ROOM FOR THE RIVER
The rivers distribute the water over the low-lying areas of the Netherlands and partly transport it to the North Sea and the IJsselmeer . The IJssel , the Waal , the Nederrijn and the Lek (Rhine Branches) are fed with rain and melt water from the Rhine from the Swiss Alps. The maas flows into our country via France and Belgium and is a rain river. Today, due to climate change, there are more frequent periods of more rain and melt water, causing water levels in the rivers to rise. Since the high water in the 1990s, this has been handled differently; not only are dikes being strengthened and raised, but the rivers are given space again. This approach is clearly visible in the Room for the River and Maaswerken programs.
In 1993 and especially in 1995 , large amounts of rain and melt water caused very high water levels in the Dutch rivers. The dikes were not strong enough in many places, so there was a risk that they would collapse. In 1993 about 8% (18,000 hectares) of the province of Limburg was under water. The undiked villages of Borgharen and Itteren were also flooded. About 12,000 people had to be evacuated. In 1995 these villages were again badly hit. As a precautionary measure, 250,000 people and 1 million animals were evacuated in the Gelderland river area.
In the years that followed, the dikes in the river area were reinforced at an accelerated rate and new dikes were also built along the Maas at certain locations (Delta Plan Major Rivers). The Rhine Branches and the Maasneeded to be able to discharge larger quantities of water. This tightening of the safety level marked the new approach to high water in our rivers: they are given more space. Due to the extremely high water levels in the 1990s, ‘Room for the River’ became the new starting point for the flood protection approach in our river area in 2000. This was not only applied in the Room for the River and Maas Works programs, but also in current and future plans river widening, in addition to dyke improvement, is the starting point. This allows us to store and discharge more river water and to adapt to the consequences of climate change.
The Room for the River program was officially completed with the opening of the Reevediep flood channel at the beginning of 2019. Since 2006, the central government and the region, in close consultation with residents, have taken measures at 34 locations along the IJssel , the Waal , the Nederrijn and the Lek to improve safety, spatial quality and quality of life for approximately 4 million Dutch people.
The river widening from the Meuse Works program started in 2005. A large part of the costs is and will be collected through sand and gravel extraction (private parties such as land owners). In 2015, the river widening target for the center and north of Limburg (Zandmaas) was achieved, but work on the dikes is still continuing there. In 2017 the target for the south (Grensmaas) was achieved. A secondary channel will be constructed near the Maasband, where gravel extraction in the Grensmaas will continue until 2027.
We know different ways to give rivers more space. For example, by moving dikes inland to widen the river, but also digging secondary channels and lowering flood plains will increase water discharge. Every river requires customization. The photo below shows all the methods that have been used within Room for the River and Maaswerken and that are still being applied.

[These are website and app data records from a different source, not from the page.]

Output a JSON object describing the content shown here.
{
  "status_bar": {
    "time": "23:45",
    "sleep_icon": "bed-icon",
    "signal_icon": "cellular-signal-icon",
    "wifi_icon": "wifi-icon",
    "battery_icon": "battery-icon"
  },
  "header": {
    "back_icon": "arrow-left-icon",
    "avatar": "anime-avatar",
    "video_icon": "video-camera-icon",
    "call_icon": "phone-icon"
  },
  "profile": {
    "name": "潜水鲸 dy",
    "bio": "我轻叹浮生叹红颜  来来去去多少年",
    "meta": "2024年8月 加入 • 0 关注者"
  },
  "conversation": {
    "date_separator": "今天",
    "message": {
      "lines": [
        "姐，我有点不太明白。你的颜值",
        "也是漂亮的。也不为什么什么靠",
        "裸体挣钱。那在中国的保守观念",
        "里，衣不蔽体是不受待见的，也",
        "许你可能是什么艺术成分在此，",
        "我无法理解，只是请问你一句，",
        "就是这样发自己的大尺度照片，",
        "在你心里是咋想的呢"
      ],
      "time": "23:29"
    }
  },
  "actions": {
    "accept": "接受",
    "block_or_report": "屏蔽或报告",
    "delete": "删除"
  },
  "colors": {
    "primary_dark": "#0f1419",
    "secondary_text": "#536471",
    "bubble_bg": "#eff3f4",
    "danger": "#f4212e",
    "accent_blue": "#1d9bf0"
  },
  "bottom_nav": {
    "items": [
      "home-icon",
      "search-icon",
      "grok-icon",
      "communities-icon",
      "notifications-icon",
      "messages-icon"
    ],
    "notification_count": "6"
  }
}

Room for the river – the how and why!
Room for the river works! – The deliberately flooded Noordwaard polder at a high river level